Tokelau is a dependency of New Zealand. The administrator of Tokelau is appointed by the N.Z. Ministry of Foreign Affairs and Trade and resides in Wellington. He works through the Tokelau Apia Liaison Office (TALO) or "Tokalani" in Apia, Samoa. The administrator is represented on each island by a faipule (headman), who is elected locally every three years.
All three atolls have a pulenuku (mayor), also elected for a three-year term, who directs nuku (village) activities. Each island has a taupulega (island council) comprised of village elders or heads of families. Each taupulega chooses six delegates to the 21-member General Fono, which meets twice a year (April and October) on alternate islands and has almost complete control over local matters.
In 1993, Tokelau received an added degree of self-government when a three-member Council of Faipule was created to act on behalf of the General Fono between sessions. The new position of Ulu o Tokelau (titular leader) is rotated annually among the three elected faipule, all of whom act as government ministers. In 1994, the powers of the Administrator were delegated to the General Fono and the Council of Faipule, giving Tokelau de facto internal self-government and the right to impose taxes. In 1996, the Parliament of New Zealand amended the Tokelau Islands Act of 1948 to make this system legal. In 2001, control of the public service was turned over to the Council of Faipule.
Rumors about the Tokelau Apia Liaison Office moving from Apia to one of the atolls have circulated for years, with the sticking point being disagreement over which atoll should become the host. Although Fakaofo seems the likely choice, there is great rivalry between the three and little "national" feeling. New Zealand would be happy to grant Tokelau full independence at any time, but there's considerable resistance to this in Tokelau itself where N.Z. aid is the main source of income. The right of free entry to New Zealand is also highly valued.

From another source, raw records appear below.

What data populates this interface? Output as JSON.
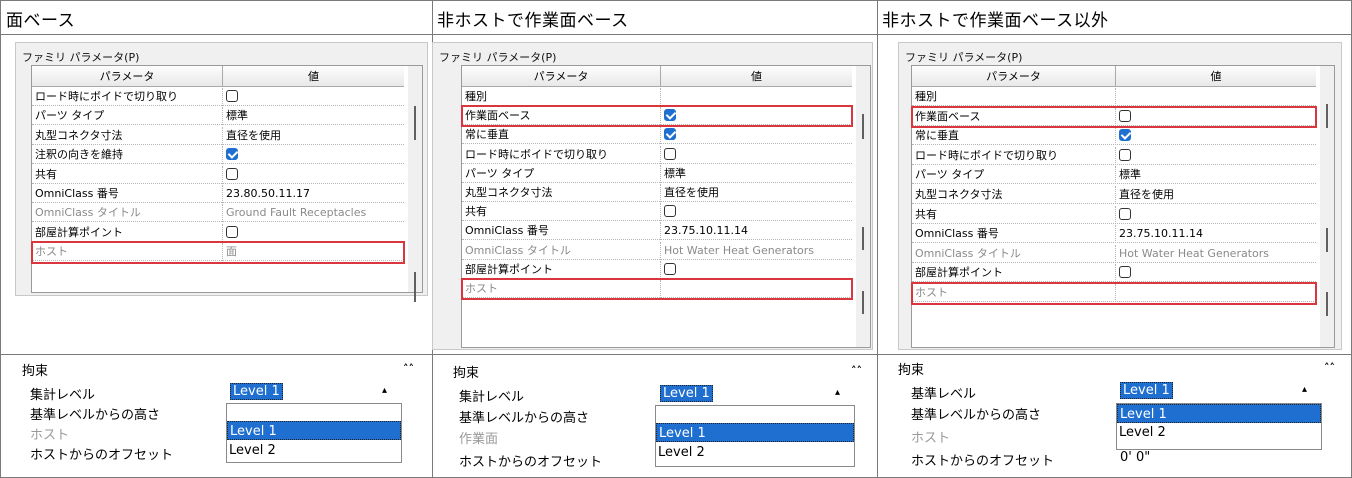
{
  "columns": [
    {
      "title": "面ベース",
      "family_params_label": "ファミリ パラメータ(P)",
      "header": {
        "param": "パラメータ",
        "value": "値"
      },
      "rows": [
        {
          "name": "ロード時にボイドで切り取り",
          "value": "",
          "checkbox": "off",
          "gray": false
        },
        {
          "name": "パーツ タイプ",
          "value": "標準",
          "gray": false
        },
        {
          "name": "丸型コネクタ寸法",
          "value": "直径を使用",
          "gray": false
        },
        {
          "name": "注釈の向きを維持",
          "value": "",
          "checkbox": "on",
          "gray": false
        },
        {
          "name": "共有",
          "value": "",
          "checkbox": "off",
          "gray": false
        },
        {
          "name": "OmniClass 番号",
          "value": "23.80.50.11.17",
          "gray": false
        },
        {
          "name": "OmniClass タイトル",
          "value": "Ground Fault Receptacles",
          "gray": true
        },
        {
          "name": "部屋計算ポイント",
          "value": "",
          "checkbox": "off",
          "gray": false
        },
        {
          "name": "ホスト",
          "value": "面",
          "gray": true
        }
      ],
      "constraints": {
        "title": "拘束",
        "rows": [
          {
            "label": "集計レベル",
            "gray": false
          },
          {
            "label": "基準レベルからの高さ",
            "gray": false
          },
          {
            "label": "ホスト",
            "gray": true
          },
          {
            "label": "ホストからのオフセット",
            "gray": false
          }
        ],
        "selected": "Level 1",
        "options": [
          "Level 1",
          "Level 2"
        ],
        "selected_index": 0,
        "offset_value": ""
      }
    },
    {
      "title": "非ホストで作業面ベース",
      "family_params_label": "ファミリ パラメータ(P)",
      "header": {
        "param": "パラメータ",
        "value": "値"
      },
      "rows": [
        {
          "name": "種別",
          "value": "",
          "gray": false
        },
        {
          "name": "作業面ベース",
          "value": "",
          "checkbox": "on",
          "gray": false
        },
        {
          "name": "常に垂直",
          "value": "",
          "checkbox": "on",
          "gray": false
        },
        {
          "name": "ロード時にボイドで切り取り",
          "value": "",
          "checkbox": "off",
          "gray": false
        },
        {
          "name": "パーツ タイプ",
          "value": "標準",
          "gray": false
        },
        {
          "name": "丸型コネクタ寸法",
          "value": "直径を使用",
          "gray": false
        },
        {
          "name": "共有",
          "value": "",
          "checkbox": "off",
          "gray": false
        },
        {
          "name": "OmniClass 番号",
          "value": "23.75.10.11.14",
          "gray": false
        },
        {
          "name": "OmniClass タイトル",
          "value": "Hot Water Heat Generators",
          "gray": true
        },
        {
          "name": "部屋計算ポイント",
          "value": "",
          "checkbox": "off",
          "gray": false
        },
        {
          "name": "ホスト",
          "value": "",
          "gray": true
        }
      ],
      "constraints": {
        "title": "拘束",
        "rows": [
          {
            "label": "集計レベル",
            "gray": false
          },
          {
            "label": "基準レベルからの高さ",
            "gray": false
          },
          {
            "label": "作業面",
            "gray": true
          },
          {
            "label": "ホストからのオフセット",
            "gray": false
          }
        ],
        "selected": "Level 1",
        "options": [
          "Level 1",
          "Level 2"
        ],
        "selected_index": 0,
        "offset_value": ""
      }
    },
    {
      "title": "非ホストで作業面ベース以外",
      "family_params_label": "ファミリ パラメータ(P)",
      "header": {
        "param": "パラメータ",
        "value": "値"
      },
      "rows": [
        {
          "name": "種別",
          "value": "",
          "gray": false
        },
        {
          "name": "作業面ベース",
          "value": "",
          "checkbox": "off",
          "gray": false
        },
        {
          "name": "常に垂直",
          "value": "",
          "checkbox": "on",
          "gray": false
        },
        {
          "name": "ロード時にボイドで切り取り",
          "value": "",
          "checkbox": "off",
          "gray": false
        },
        {
          "name": "パーツ タイプ",
          "value": "標準",
          "gray": false
        },
        {
          "name": "丸型コネクタ寸法",
          "value": "直径を使用",
          "gray": false
        },
        {
          "name": "共有",
          "value": "",
          "checkbox": "off",
          "gray": false
        },
        {
          "name": "OmniClass 番号",
          "value": "23.75.10.11.14",
          "gray": false
        },
        {
          "name": "OmniClass タイトル",
          "value": "Hot Water Heat Generators",
          "gray": true
        },
        {
          "name": "部屋計算ポイント",
          "value": "",
          "checkbox": "off",
          "gray": false
        },
        {
          "name": "ホスト",
          "value": "",
          "gray": true
        }
      ],
      "constraints": {
        "title": "拘束",
        "rows": [
          {
            "label": "基準レベル",
            "gray": false
          },
          {
            "label": "基準レベルからの高さ",
            "gray": false
          },
          {
            "label": "ホスト",
            "gray": true
          },
          {
            "label": "ホストからのオフセット",
            "gray": false
          }
        ],
        "selected": "Level 1",
        "options": [
          "Level 1",
          "Level 2"
        ],
        "selected_index": 0,
        "offset_value": "0'  0\""
      }
    }
  ],
  "accent_colors": {
    "highlight_red": "#d9363e",
    "selection_blue": "#1e6fd0"
  },
  "icons": {
    "collapse": "double-chevron-up-icon",
    "dropdown": "chevron-up-icon"
  }
}
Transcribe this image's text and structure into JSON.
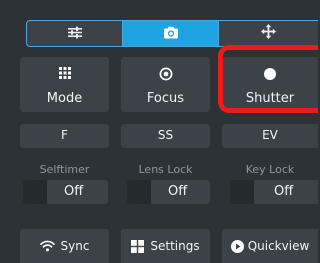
{
  "tabs": [
    {
      "icon": "sliders-icon",
      "active": false
    },
    {
      "icon": "camera-icon",
      "active": true
    },
    {
      "icon": "move-arrows-icon",
      "active": false
    }
  ],
  "mode_buttons": [
    {
      "label": "Mode",
      "icon": "grid-icon"
    },
    {
      "label": "Focus",
      "icon": "target-icon"
    },
    {
      "label": "Shutter",
      "icon": "record-dot-icon",
      "highlighted": true
    }
  ],
  "settings_buttons": [
    "F",
    "SS",
    "EV"
  ],
  "toggles": [
    {
      "caption": "Selftimer",
      "state": "Off"
    },
    {
      "caption": "Lens Lock",
      "state": "Off"
    },
    {
      "caption": "Key Lock",
      "state": "Off"
    }
  ],
  "actions": [
    {
      "label": "Sync",
      "icon": "wifi-icon"
    },
    {
      "label": "Settings",
      "icon": "grid-2x2-icon"
    },
    {
      "label": "Quickview",
      "icon": "play-circle-icon"
    }
  ],
  "colors": {
    "background": "#2c3236",
    "tile": "#3b4348",
    "accent": "#1fa4e3",
    "highlight": "#ec1c1c",
    "caption": "#8e989e"
  }
}
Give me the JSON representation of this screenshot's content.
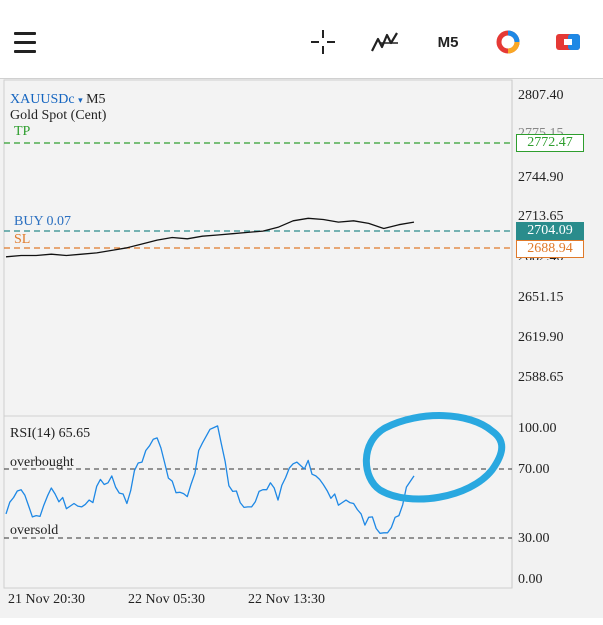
{
  "toolbar": {
    "menu_icon": "hamburger-menu-icon",
    "crosshair_icon": "crosshair-icon",
    "indicators_icon": "indicators-icon",
    "timeframe": "M5",
    "objects_icon": "objects-icon",
    "trade_icon": "trade-icon"
  },
  "chart": {
    "symbol": "XAUUSDc",
    "symbol_arrow": "▾",
    "timeframe": "M5",
    "description": "Gold Spot (Cent)",
    "tp_label": "TP",
    "buy_label": "BUY 0.07",
    "sl_label": "SL",
    "tp_price": "2772.47",
    "buy_price": "2704.09",
    "sl_price": "2688.94",
    "price_axis": [
      "2807.40",
      "2744.90",
      "2713.65",
      "2682.40",
      "2651.15",
      "2619.90",
      "2588.65"
    ],
    "price_axis_partial": "2775.15",
    "colors": {
      "tp": "#2e9e2e",
      "buy": "#2a8c8c",
      "sl": "#e07a2a",
      "price_line": "#111111",
      "rsi_line": "#1e88e5",
      "annotation": "#29a8e0"
    }
  },
  "rsi": {
    "label": "RSI(14) 65.65",
    "overbought_label": "overbought",
    "oversold_label": "oversold",
    "axis": [
      "100.00",
      "70.00",
      "30.00",
      "0.00"
    ]
  },
  "time_axis": [
    "21 Nov 20:30",
    "22 Nov 05:30",
    "22 Nov 13:30"
  ],
  "chart_data": {
    "type": "line",
    "title": "",
    "series": [
      {
        "name": "XAUUSDc",
        "values": [
          2683,
          2684,
          2684,
          2685,
          2684,
          2685,
          2686,
          2688,
          2690,
          2693,
          2696,
          2698,
          2697,
          2699,
          2700,
          2701,
          2702,
          2703,
          2706,
          2711,
          2713,
          2712,
          2710,
          2711,
          2709,
          2705,
          2708,
          2710
        ]
      },
      {
        "name": "RSI(14)",
        "values": [
          48,
          55,
          42,
          60,
          50,
          44,
          58,
          66,
          52,
          78,
          85,
          62,
          55,
          88,
          92,
          55,
          48,
          60,
          56,
          70,
          74,
          62,
          52,
          46,
          40,
          33,
          45,
          66
        ]
      }
    ],
    "price_ylim": [
      2588.65,
      2807.4
    ],
    "rsi_ylim": [
      0,
      100
    ],
    "x_ticks": [
      "21 Nov 20:30",
      "22 Nov 05:30",
      "22 Nov 13:30"
    ]
  }
}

In a February 2005 referendum supervised by United National personnel, 60 percent of registered voters in Tokelau voted in favor of becoming a constitutional self-governing state in free association with New Zealand. This and a second referendum in October 2007 fell just short of the two-thirds majority required by the General Fono, so Tokelau remains a colonial dependency of New Zealand.